Scope of the inquiry
The inquiry will be structured around three broad themes:
- Whether prison is the right place for vulnerable offenders such as those with mental health conditions and/or learning difficulties
- The way prisoners with mental health conditions are treated in prison
- How to ensure that lessons for the future are learned, errors not repeated and that good practice becomes common practice
As part of the inquiry, the Committee also considers cross-cutting themes such as the importance of leadership, governance, recruitment, training, development and retention of good staff, resources, and identification of good practice.
Call for written submissions
The Committee examines eight specific issues. It would particularly welcome evidence which addresses recommendations that have been made in recent reports but which have not been satisfactorily implemented.
1. The appropriateness of prison
What more can be done to ensure that vulnerable people who should never be in prison do not get sent there in the first place. What are the practical alternatives to prison for people with mental health problems?
2. Identification and assessment of risk
How can the systems for identifying and assessing risk for vulnerable prisoners with mental health conditions be improved, e.g. by improving the Assessment, Care in Custody and Teamwork process ("ACCT"), better information sharing, or earlier identification of mental health problems?

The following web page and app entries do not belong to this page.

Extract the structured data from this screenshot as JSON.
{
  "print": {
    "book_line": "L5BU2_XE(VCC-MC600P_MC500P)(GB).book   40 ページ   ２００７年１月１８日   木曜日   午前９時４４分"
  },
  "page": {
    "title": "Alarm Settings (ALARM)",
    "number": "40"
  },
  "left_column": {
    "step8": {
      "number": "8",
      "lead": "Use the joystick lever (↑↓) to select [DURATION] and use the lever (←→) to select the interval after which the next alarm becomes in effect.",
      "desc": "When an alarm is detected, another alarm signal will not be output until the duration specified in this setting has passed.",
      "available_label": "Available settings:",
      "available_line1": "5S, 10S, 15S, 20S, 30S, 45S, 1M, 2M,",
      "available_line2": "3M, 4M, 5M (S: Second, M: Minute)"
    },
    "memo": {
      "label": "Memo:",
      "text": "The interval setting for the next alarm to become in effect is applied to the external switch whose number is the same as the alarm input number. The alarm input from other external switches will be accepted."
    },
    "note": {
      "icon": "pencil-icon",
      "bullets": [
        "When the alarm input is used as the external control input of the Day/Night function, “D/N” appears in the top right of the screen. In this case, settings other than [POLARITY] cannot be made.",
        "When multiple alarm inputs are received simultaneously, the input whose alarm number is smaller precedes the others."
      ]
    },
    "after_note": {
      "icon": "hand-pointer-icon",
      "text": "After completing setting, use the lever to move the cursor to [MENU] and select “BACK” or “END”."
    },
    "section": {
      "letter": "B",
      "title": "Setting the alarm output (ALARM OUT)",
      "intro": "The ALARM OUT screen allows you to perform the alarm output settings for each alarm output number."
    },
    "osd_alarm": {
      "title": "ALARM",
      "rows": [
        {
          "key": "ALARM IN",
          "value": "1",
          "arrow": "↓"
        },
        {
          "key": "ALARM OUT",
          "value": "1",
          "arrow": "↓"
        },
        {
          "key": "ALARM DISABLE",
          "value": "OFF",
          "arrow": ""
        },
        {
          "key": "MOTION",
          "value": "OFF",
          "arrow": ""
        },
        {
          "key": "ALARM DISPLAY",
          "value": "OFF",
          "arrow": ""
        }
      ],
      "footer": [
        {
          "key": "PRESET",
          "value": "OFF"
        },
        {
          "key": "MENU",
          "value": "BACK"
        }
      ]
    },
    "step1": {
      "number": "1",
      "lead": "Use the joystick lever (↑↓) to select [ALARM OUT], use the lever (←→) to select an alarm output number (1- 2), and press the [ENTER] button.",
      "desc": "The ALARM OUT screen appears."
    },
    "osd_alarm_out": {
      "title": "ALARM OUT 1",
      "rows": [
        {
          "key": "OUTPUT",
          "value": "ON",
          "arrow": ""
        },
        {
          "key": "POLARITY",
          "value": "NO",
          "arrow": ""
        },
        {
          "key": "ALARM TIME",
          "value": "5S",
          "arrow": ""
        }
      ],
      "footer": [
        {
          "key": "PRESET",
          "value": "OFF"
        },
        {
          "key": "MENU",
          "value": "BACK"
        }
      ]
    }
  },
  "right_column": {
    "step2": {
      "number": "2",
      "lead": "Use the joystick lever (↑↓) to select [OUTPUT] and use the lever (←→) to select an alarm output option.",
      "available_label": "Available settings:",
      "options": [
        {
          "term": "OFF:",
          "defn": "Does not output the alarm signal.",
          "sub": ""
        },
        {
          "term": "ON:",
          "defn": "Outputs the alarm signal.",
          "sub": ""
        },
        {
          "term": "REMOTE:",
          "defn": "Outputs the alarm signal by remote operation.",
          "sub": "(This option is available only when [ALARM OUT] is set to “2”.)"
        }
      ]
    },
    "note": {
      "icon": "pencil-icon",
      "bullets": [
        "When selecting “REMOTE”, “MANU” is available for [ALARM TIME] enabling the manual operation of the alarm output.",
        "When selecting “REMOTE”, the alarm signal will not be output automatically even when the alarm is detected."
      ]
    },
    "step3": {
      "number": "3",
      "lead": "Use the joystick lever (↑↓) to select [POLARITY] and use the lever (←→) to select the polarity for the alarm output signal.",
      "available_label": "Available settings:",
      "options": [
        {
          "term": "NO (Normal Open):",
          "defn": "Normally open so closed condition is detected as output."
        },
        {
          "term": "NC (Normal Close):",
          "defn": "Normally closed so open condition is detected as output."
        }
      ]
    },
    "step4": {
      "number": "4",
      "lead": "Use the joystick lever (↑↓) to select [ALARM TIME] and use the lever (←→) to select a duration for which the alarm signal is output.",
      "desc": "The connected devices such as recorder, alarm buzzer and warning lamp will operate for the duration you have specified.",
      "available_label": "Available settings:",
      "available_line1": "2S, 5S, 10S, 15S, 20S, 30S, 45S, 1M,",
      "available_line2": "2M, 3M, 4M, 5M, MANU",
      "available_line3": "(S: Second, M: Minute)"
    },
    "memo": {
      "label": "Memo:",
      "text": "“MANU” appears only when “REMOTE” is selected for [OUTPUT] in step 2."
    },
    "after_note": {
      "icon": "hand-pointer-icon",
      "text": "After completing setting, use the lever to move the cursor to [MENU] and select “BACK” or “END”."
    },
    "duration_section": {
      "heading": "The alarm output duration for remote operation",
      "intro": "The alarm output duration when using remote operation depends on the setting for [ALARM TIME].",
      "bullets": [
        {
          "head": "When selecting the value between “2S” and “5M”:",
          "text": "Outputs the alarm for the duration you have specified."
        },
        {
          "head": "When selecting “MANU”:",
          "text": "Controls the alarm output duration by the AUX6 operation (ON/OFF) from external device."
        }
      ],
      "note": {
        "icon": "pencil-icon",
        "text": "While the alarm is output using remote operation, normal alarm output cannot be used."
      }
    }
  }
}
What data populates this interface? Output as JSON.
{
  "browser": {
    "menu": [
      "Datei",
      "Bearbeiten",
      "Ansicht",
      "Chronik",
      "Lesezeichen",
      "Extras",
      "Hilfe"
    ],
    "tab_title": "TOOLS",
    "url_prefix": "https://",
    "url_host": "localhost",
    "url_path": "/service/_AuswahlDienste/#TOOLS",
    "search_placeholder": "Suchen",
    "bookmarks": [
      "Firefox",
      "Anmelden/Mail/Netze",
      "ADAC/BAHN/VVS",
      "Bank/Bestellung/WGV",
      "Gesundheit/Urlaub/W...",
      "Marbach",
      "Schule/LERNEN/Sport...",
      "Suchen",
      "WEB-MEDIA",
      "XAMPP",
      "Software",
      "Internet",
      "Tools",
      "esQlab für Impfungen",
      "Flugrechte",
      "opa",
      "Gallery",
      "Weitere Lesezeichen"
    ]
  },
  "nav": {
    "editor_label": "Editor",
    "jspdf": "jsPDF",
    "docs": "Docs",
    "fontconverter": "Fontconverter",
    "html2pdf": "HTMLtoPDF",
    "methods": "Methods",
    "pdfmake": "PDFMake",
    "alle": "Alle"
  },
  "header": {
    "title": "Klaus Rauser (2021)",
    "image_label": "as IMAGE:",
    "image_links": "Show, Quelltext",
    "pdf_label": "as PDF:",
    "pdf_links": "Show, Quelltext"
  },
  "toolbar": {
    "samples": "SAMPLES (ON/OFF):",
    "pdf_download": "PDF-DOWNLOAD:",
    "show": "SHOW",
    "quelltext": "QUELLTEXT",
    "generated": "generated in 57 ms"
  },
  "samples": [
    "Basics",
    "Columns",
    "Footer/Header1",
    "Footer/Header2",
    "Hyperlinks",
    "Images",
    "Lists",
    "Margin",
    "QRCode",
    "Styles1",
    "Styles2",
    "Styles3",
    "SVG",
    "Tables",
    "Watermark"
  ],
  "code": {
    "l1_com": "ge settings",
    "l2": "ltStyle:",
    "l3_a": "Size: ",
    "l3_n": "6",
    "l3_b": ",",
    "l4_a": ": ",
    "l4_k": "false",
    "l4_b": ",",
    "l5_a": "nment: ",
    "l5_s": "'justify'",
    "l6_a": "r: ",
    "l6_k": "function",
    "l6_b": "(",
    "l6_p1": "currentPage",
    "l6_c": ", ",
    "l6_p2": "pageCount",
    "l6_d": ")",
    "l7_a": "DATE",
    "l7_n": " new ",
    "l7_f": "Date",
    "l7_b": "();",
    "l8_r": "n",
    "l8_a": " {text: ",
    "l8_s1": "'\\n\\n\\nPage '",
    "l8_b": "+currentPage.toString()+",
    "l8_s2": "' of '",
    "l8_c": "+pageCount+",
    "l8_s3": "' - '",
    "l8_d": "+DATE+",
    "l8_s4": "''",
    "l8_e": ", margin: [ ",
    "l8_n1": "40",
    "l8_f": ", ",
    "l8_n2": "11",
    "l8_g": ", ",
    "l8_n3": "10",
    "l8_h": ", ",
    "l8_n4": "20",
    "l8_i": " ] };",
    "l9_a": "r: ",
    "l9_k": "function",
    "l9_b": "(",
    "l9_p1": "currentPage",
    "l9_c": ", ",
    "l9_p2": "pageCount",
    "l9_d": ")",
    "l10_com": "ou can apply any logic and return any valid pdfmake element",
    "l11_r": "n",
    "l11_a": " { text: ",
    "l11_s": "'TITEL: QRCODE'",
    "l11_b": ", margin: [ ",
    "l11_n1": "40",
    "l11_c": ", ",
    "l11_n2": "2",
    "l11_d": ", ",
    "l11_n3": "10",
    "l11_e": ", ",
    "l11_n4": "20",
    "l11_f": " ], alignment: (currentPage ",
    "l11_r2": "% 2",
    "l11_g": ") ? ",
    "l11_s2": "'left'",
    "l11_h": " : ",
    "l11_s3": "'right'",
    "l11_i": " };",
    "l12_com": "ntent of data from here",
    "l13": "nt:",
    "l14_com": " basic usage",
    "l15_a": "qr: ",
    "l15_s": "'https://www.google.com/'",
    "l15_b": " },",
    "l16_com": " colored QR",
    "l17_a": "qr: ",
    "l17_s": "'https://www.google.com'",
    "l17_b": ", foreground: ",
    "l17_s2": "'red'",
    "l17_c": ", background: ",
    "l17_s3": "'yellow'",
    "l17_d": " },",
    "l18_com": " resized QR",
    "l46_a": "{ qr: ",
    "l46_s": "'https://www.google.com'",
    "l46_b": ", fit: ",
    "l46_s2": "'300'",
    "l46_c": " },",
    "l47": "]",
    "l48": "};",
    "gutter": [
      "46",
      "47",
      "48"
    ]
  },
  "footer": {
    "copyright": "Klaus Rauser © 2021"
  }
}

3. The safety of the prison environment
What more can be done to protect vulnerable prisoners from the risk of violence from other prisoners?
4. Access to specialist mental health services and other treatments/interventions
Is access to specialist mental health services adequate and consistent?
5. Maintaining family relationships
What more can be done to safeguard the mental health of prisoners by ensuring that proper family contact is maintained, including imprisoned mothers and their children?
6. Purposeful activity
What more can be done to ensure that prisoners can engage in purposeful activity? How can we ensure that they are not confined to their cells for 22/23 hours a day?
7. Segregation/solitary confinement and appropriate use of restraint
Is enough being done to ensure that the practice of isolating prisoners is never used inappropriately for prisoners with mental health conditions? E.g. by new structures, processes or mechanisms which facilitate learning such as the collection and publication of data on the deaths of prisoners with mental health conditions.
8. Learning lessons for the future
What more can be done to ensure that lessons are learned for the future about the deaths in prison of people with mental health conditions?
Submit your views through the Mental health and deaths in prison inquiry page.
Deadline for submissions
Deadline for written submissions of no more than 3000 words has been extended to Friday 31 March 2017.
Submissions should bear in mind that the Committee’s starting point is recommendations already made by the reports of other investigations and inquiries, and should therefore focus on identifying the most significant recommendations which remain unimplemented and how they could best be implemented.
Several inquiries into deaths in custody have been carried out in recent years, finding that mental health conditions - often associated with multiple vulnerabilities, such as abuse, deprivation, poor education and learning difficulties – are a common feature. Yet many recommendations for addressing this problem remain unimplemented.
The Chief Inspector of Prisons has recently described the rise in self-harm and suicide in prisons as "shocking" and the rising death toll is predicted to continue. The Government recognises the gravity of the problem. On 3 November 2016 it published a White Paper on prison safety and reform (PDF 600KB) and announced immediate measures intended to improve prison safety. Everyone working in the area agrees that urgent action is needed to reverse this trend.
The most significant reports that have been published in recent years which examine the problems of deaths in custody include:
JCHR Chair, Harriet Harman said:
"Human rights law imposes a positive duty on the state to protect the life of those in its care, including in prisons. The rigorous application of a human rights framework may reveal that there is more that can be done to prevent non-natural deaths in prison of people with mental health conditions. JCHR seeks to ensure that this inquiry will make a distinctive, human rights-based contribution to solving the problem.
Our Rapporteur on Mental Health and Human Rights, Amanda Solloway MP, has undertaken a series of informal visits and meetings related to human rights and mental health in prisons, and it is clear from her findings that urgent action is needed.
Building on the many inquiries and reports into deaths in custody, including the recent Harris Review of Self-inflicted Deaths in Custody of 18-24 year olds (PDF 2.4MB) and the EHRC Report and ongoing Progress Reviews on Preventing Deaths in Detention of Adults with Mental Health Conditions, our inquiry will aim to ensure that recommendations aimed at avoiding such deaths are no longer ignored."
The Rapporteur on Mental Health and Human Rights, Amanda Solloway MP said:
"I have undertaken a series of visits and meetings over the last few months to find out for myself what some of the key issues are as they relate to mental health and deaths in prisons across England and Wales. I have been struck by some examples of innovative prison leadership, but also shocked by the high numbers of prisoners with mental health conditions and the escalating number of deaths in our prisons.
As the Government has acknowledged in its White Paper on Prison Reform and Safety (PDF 600KB), immediate action must be taken to prevent future deaths in our prisons.
Our inquiry will focus on the relevant human rights law as it affects prisoners and whether a human rights based approach can lead to better prevention of deaths of people with mental health conditions in prison."